Michael Cox of Pueblo, Colorado, won the 52nd annual Conch Shell Blowing Contest in Key West, Florida, Saturday (3/1), playing the same shell his father had used to win in 1986.
Nicknamed the "Conch Honk," the quirky event drew contestants eager to share in a Key West tradition, testing their "pucker power" by trying to make music using the fluted, pink-lined conch shell.
Cox, 38, won the men's division title by blowing a melodic two-toned blast that lasted about 30 seconds on his father's shell -- followed by part of the 1935 classic "Summertime" on a smaller shell.
Conch shell blowing has been practiced in the Florida Keys for generations. Early settlers blew blasts to signal that a sinking ship had been spotted offshore, and native-born islanders are commonly called Conchs. The shell of the sturdy sea mollusk is a symbol of the island chain, which is also known as the Conch Republic.
The contest attracted hopeful conch "honkers" ranging from age three to 77, as well as multi-person ensembles.
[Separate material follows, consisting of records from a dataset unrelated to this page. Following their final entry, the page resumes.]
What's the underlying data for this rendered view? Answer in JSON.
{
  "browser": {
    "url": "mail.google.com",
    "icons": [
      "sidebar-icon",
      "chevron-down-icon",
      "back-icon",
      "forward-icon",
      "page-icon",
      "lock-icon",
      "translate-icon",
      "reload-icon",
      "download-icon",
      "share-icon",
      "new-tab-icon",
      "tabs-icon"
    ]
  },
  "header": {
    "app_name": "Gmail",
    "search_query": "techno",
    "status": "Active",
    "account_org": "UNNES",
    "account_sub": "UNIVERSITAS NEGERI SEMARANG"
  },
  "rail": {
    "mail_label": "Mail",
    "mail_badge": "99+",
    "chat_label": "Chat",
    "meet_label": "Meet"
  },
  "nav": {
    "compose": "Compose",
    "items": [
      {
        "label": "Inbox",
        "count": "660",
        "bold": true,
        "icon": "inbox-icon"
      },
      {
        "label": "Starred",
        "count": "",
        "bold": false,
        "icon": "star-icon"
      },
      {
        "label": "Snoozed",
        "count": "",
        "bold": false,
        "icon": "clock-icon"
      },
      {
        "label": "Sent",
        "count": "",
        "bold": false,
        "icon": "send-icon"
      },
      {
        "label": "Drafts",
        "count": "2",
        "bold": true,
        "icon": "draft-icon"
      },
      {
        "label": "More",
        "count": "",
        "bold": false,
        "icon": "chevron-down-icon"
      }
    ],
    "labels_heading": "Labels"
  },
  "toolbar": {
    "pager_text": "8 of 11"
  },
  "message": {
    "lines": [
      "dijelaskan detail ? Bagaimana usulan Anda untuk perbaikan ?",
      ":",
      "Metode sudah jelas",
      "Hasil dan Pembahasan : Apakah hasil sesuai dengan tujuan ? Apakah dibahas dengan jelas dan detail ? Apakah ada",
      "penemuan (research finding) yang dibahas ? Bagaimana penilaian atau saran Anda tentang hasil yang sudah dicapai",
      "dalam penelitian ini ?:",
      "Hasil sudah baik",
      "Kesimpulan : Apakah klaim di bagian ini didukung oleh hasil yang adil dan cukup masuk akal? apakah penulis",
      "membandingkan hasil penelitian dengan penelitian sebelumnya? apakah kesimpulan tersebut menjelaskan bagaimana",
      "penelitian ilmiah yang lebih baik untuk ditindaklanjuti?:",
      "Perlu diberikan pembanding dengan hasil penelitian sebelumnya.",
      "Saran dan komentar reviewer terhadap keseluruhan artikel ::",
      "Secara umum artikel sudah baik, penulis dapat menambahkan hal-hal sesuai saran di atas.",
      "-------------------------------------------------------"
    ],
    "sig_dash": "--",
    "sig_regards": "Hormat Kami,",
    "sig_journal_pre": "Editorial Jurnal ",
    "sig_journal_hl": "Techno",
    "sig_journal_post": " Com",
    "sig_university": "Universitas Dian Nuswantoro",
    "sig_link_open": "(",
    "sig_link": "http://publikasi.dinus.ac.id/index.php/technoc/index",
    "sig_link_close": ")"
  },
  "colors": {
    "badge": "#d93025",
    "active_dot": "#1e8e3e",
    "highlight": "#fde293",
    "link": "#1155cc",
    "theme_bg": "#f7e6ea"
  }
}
The group division winner was the Boca Chica Conchestra, a group of more than two dozen people who performed a wacky takeoff on the Village People's "Y.M.C.A."
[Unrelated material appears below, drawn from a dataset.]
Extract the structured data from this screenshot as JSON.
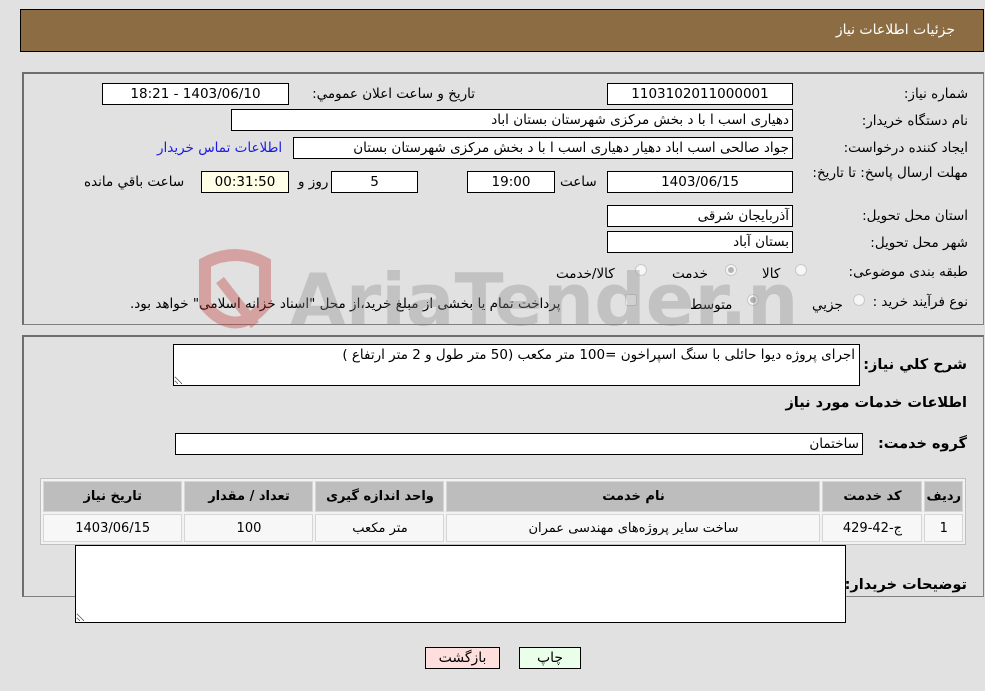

Entrants were judged on the quality, duration, loudness and novelty of the sounds they make. While most could only produce blasts or squeals, two intrepid "conk honkers" managed recognizable excerpts from Nikolai Rimsky- Korsakov's "Flight of the Bumblebee."